*** Begin section ***

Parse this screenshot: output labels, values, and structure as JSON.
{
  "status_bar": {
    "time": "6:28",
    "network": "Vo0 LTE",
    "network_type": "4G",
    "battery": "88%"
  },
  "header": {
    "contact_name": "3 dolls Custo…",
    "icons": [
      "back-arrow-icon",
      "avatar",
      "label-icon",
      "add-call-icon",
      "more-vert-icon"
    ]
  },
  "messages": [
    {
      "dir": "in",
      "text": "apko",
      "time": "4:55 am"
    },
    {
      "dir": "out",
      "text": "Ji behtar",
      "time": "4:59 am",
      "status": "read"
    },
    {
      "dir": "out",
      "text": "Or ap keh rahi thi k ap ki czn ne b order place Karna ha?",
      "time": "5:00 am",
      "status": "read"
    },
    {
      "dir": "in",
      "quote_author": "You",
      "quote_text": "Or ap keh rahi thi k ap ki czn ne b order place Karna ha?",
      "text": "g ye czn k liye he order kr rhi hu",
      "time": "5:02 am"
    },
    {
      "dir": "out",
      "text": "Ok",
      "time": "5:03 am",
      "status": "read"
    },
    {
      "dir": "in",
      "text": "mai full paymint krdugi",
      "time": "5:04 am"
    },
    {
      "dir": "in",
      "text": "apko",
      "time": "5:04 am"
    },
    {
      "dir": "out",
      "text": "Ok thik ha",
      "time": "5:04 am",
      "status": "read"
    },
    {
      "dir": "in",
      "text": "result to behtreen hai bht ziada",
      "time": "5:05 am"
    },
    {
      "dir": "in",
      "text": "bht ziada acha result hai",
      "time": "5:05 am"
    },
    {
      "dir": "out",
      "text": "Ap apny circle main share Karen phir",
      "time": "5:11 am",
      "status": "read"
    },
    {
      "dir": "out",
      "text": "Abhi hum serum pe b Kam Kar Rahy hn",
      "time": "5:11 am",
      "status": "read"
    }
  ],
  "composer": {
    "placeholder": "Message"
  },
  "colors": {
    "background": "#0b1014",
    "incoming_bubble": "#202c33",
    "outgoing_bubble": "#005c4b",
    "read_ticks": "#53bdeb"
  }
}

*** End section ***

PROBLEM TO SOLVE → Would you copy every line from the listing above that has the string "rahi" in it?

OUTPUT OF THE EXERCISE →
      "text": "Or ap keh rahi thi k ap ki czn ne b order place Karna ha?",
      "quote_text": "Or ap keh rahi thi k ap ki czn ne b order place Karna ha?",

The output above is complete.